Talk by Laurent Dinh (bio below), given to the Redwood Center for Theoretical Neuroscience at UC Berkeley.
Abstract: Recent advances in deep generative models involved learning complex nonlinear transformations from a simple distribution of independent factors to a more complex distribution matching the data distribution. However these settings necessitate the use of approximate inference scheme. We propose a framework, Nonlinear Independent Components Estimation (NICE), for learning such complex nonlinear transformations using exact log-likelihood estimation, via the change of variables formula. Using a composition of simple non-linear building blocks, we are able to make exact inference and sampling as simple as a feed-forward pass. The resulting approach yields good performances on three datasets and can be used for inpainting.
Laurent Dinh is a PhD candidate at University of Montréal. He received his MSc in applied mathematics and machine learning from École Centrale de Paris and École Normale Supérieure, France.
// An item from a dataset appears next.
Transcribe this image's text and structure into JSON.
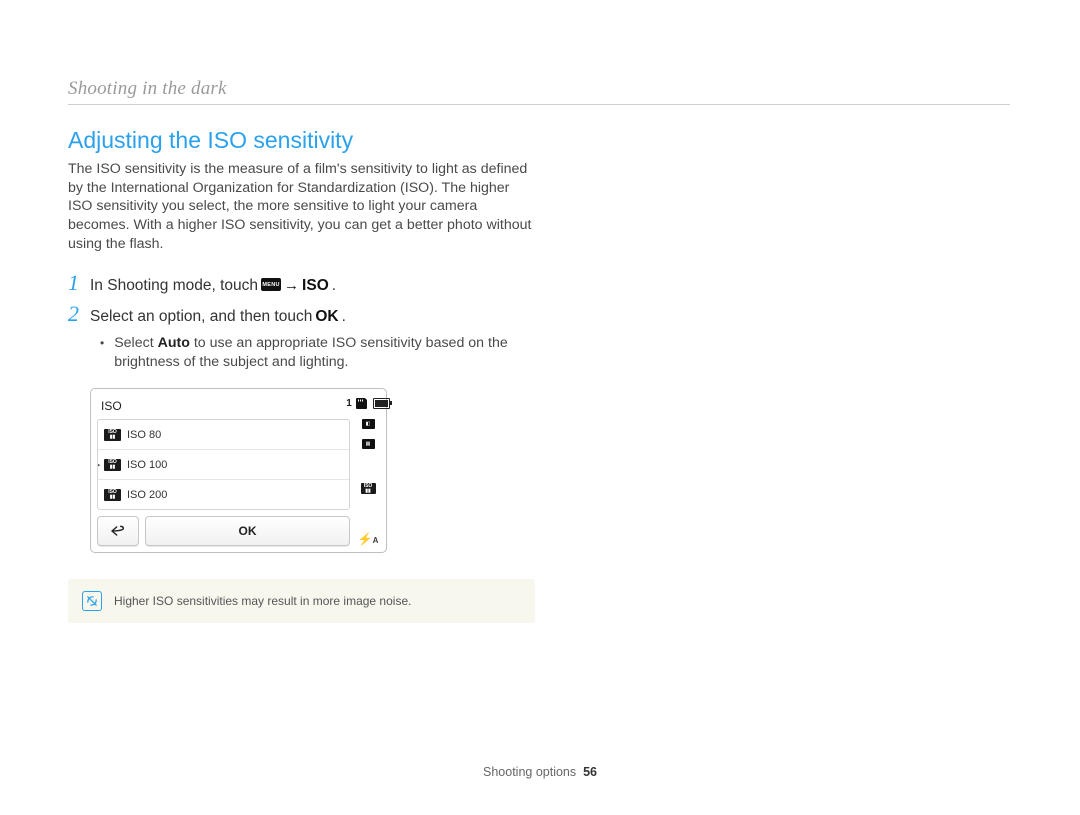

His recent work focused on approximate inference and tractable inference for deep generative models.